> [DATA SUPPLIED]
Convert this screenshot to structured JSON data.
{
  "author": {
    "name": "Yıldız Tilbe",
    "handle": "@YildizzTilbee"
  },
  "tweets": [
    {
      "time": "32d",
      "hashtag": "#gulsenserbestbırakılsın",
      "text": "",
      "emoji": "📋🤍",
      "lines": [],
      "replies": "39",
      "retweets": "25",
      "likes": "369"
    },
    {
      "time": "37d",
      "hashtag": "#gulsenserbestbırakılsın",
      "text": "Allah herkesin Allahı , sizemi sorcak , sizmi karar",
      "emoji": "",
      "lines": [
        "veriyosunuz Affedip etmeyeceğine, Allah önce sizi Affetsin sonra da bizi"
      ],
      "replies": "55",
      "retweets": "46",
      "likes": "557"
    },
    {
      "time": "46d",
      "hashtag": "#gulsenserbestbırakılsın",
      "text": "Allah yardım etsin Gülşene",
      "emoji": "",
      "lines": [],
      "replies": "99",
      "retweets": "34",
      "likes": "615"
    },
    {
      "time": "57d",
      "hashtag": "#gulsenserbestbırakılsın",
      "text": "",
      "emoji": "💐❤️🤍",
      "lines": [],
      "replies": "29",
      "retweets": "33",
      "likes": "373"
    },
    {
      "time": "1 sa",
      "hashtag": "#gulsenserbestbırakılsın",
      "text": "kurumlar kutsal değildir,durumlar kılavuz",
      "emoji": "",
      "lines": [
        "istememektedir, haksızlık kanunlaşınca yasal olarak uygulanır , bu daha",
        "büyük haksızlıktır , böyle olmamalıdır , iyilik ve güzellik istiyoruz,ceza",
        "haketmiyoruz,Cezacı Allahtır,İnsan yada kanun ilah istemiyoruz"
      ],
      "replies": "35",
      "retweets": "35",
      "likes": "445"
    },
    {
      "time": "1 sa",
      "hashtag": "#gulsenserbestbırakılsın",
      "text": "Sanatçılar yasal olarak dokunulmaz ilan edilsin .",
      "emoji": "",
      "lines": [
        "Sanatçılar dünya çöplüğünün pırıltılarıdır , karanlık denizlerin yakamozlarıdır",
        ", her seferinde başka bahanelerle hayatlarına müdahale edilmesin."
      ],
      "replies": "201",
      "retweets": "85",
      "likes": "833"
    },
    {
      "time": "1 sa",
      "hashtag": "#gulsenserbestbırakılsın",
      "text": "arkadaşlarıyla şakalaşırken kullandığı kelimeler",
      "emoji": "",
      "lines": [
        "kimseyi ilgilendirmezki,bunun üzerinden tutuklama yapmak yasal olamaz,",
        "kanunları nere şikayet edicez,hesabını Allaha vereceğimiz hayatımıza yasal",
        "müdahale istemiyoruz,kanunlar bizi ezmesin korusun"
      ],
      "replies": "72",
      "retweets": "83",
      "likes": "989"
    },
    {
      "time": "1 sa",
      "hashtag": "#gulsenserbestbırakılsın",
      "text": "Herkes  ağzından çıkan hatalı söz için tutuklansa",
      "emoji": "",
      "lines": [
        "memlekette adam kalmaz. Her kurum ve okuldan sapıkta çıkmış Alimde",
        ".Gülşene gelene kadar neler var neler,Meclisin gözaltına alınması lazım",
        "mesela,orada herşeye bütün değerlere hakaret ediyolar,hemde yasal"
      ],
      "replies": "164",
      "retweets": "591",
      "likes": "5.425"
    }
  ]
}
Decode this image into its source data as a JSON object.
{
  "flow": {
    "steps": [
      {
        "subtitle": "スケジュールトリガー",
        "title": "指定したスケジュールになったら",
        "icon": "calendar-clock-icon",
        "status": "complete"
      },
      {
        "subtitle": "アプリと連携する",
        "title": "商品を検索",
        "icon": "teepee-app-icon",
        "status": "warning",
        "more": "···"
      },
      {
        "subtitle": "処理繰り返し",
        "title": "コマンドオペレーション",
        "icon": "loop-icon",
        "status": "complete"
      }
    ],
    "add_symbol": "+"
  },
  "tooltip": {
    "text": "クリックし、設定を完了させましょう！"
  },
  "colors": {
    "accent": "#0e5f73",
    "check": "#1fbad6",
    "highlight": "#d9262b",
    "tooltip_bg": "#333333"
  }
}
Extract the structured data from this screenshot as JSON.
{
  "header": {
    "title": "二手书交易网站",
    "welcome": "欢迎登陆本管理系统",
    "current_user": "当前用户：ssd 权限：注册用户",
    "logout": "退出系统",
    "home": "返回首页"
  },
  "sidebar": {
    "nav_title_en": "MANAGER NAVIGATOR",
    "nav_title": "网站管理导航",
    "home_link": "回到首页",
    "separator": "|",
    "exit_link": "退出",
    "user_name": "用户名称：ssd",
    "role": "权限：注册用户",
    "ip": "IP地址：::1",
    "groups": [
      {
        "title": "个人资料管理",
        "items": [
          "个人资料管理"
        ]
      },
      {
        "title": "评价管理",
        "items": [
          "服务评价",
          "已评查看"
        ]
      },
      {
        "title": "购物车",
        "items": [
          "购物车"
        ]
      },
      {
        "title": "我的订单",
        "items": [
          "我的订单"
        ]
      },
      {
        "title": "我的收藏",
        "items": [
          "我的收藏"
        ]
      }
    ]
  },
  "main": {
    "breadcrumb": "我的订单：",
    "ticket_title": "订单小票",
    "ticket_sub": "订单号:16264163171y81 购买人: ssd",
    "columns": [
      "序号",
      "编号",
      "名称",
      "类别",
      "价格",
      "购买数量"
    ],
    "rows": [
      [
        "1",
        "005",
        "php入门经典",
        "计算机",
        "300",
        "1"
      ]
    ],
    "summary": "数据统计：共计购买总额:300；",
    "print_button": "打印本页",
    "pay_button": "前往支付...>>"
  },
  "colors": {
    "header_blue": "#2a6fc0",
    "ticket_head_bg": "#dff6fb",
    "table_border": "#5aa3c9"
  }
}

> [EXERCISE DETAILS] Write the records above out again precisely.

> [EXPECTED ANSWER]
Convert this screenshot to structured JSON data.
{
  "author": {
    "name": "Yıldız Tilbe",
    "handle": "@YildizzTilbee"
  },
  "tweets": [
    {
      "time": "32d",
      "hashtag": "#gulsenserbestbırakılsın",
      "text": "",
      "emoji": "📋🤍",
      "lines": [],
      "replies": "39",
      "retweets": "25",
      "likes": "369"
    },
    {
      "time": "37d",
      "hashtag": "#gulsenserbestbırakılsın",
      "text": "Allah herkesin Allahı , sizemi sorcak , sizmi karar",
      "emoji": "",
      "lines": [
        "veriyosunuz Affedip etmeyeceğine, Allah önce sizi Affetsin sonra da bizi"
      ],
      "replies": "55",
      "retweets": "46",
      "likes": "557"
    },
    {
      "time": "46d",
      "hashtag": "#gulsenserbestbırakılsın",
      "text": "Allah yardım etsin Gülşene",
      "emoji": "",
      "lines": [],
      "replies": "99",
      "retweets": "34",
      "likes": "615"
    },
    {
      "time": "57d",
      "hashtag": "#gulsenserbestbırakılsın",
      "text": "",
      "emoji": "💐❤️🤍",
      "lines": [],
      "replies": "29",
      "retweets": "33",
      "likes": "373"
    },
    {
      "time": "1 sa",
      "hashtag": "#gulsenserbestbırakılsın",
      "text": "kurumlar kutsal değildir,durumlar kılavuz",
      "emoji": "",
      "lines": [
        "istememektedir, haksızlık kanunlaşınca yasal olarak uygulanır , bu daha",
        "büyük haksızlıktır , böyle olmamalıdır , iyilik ve güzellik istiyoruz,ceza",
        "haketmiyoruz,Cezacı Allahtır,İnsan yada kanun ilah istemiyoruz"
      ],
      "replies": "35",
      "retweets": "35",
      "likes": "445"
    },
    {
      "time": "1 sa",
      "hashtag": "#gulsenserbestbırakılsın",
      "text": "Sanatçılar yasal olarak dokunulmaz ilan edilsin .",
      "emoji": "",
      "lines": [
        "Sanatçılar dünya çöplüğünün pırıltılarıdır , karanlık denizlerin yakamozlarıdır",
        ", her seferinde başka bahanelerle hayatlarına müdahale edilmesin."
      ],
      "replies": "201",
      "retweets": "85",
      "likes": "833"
    },
    {
      "time": "1 sa",
      "hashtag": "#gulsenserbestbırakılsın",
      "text": "arkadaşlarıyla şakalaşırken kullandığı kelimeler",
      "emoji": "",
      "lines": [
        "kimseyi ilgilendirmezki,bunun üzerinden tutuklama yapmak yasal olamaz,",
        "kanunları nere şikayet edicez,hesabını Allaha vereceğimiz hayatımıza yasal",
        "müdahale istemiyoruz,kanunlar bizi ezmesin korusun"
      ],
      "replies": "72",
      "retweets": "83",
      "likes": "989"
    },
    {
      "time": "1 sa",
      "hashtag": "#gulsenserbestbırakılsın",
      "text": "Herkes  ağzından çıkan hatalı söz için tutuklansa",
      "emoji": "",
      "lines": [
        "memlekette adam kalmaz. Her kurum ve okuldan sapıkta çıkmış Alimde",
        ".Gülşene gelene kadar neler var neler,Meclisin gözaltına alınması lazım",
        "mesela,orada herşeye bütün değerlere hakaret ediyolar,hemde yasal"
      ],
      "replies": "164",
      "retweets": "591",
      "likes": "5.425"
    }
  ]
}
Decode this image into its source data as a JSON object.
{
  "flow": {
    "steps": [
      {
        "subtitle": "スケジュールトリガー",
        "title": "指定したスケジュールになったら",
        "icon": "calendar-clock-icon",
        "status": "complete"
      },
      {
        "subtitle": "アプリと連携する",
        "title": "商品を検索",
        "icon": "teepee-app-icon",
        "status": "warning",
        "more": "···"
      },
      {
        "subtitle": "処理繰り返し",
        "title": "コマンドオペレーション",
        "icon": "loop-icon",
        "status": "complete"
      }
    ],
    "add_symbol": "+"
  },
  "tooltip": {
    "text": "クリックし、設定を完了させましょう！"
  },
  "colors": {
    "accent": "#0e5f73",
    "check": "#1fbad6",
    "highlight": "#d9262b",
    "tooltip_bg": "#333333"
  }
}
Extract the structured data from this screenshot as JSON.
{
  "header": {
    "title": "二手书交易网站",
    "welcome": "欢迎登陆本管理系统",
    "current_user": "当前用户：ssd 权限：注册用户",
    "logout": "退出系统",
    "home": "返回首页"
  },
  "sidebar": {
    "nav_title_en": "MANAGER NAVIGATOR",
    "nav_title": "网站管理导航",
    "home_link": "回到首页",
    "separator": "|",
    "exit_link": "退出",
    "user_name": "用户名称：ssd",
    "role": "权限：注册用户",
    "ip": "IP地址：::1",
    "groups": [
      {
        "title": "个人资料管理",
        "items": [
          "个人资料管理"
        ]
      },
      {
        "title": "评价管理",
        "items": [
          "服务评价",
          "已评查看"
        ]
      },
      {
        "title": "购物车",
        "items": [
          "购物车"
        ]
      },
      {
        "title": "我的订单",
        "items": [
          "我的订单"
        ]
      },
      {
        "title": "我的收藏",
        "items": [
          "我的收藏"
        ]
      }
    ]
  },
  "main": {
    "breadcrumb": "我的订单：",
    "ticket_title": "订单小票",
    "ticket_sub": "订单号:16264163171y81 购买人: ssd",
    "columns": [
      "序号",
      "编号",
      "名称",
      "类别",
      "价格",
      "购买数量"
    ],
    "rows": [
      [
        "1",
        "005",
        "php入门经典",
        "计算机",
        "300",
        "1"
      ]
    ],
    "summary": "数据统计：共计购买总额:300；",
    "print_button": "打印本页",
    "pay_button": "前往支付...>>"
  },
  "colors": {
    "header_blue": "#2a6fc0",
    "ticket_head_bg": "#dff6fb",
    "table_border": "#5aa3c9"
  }
}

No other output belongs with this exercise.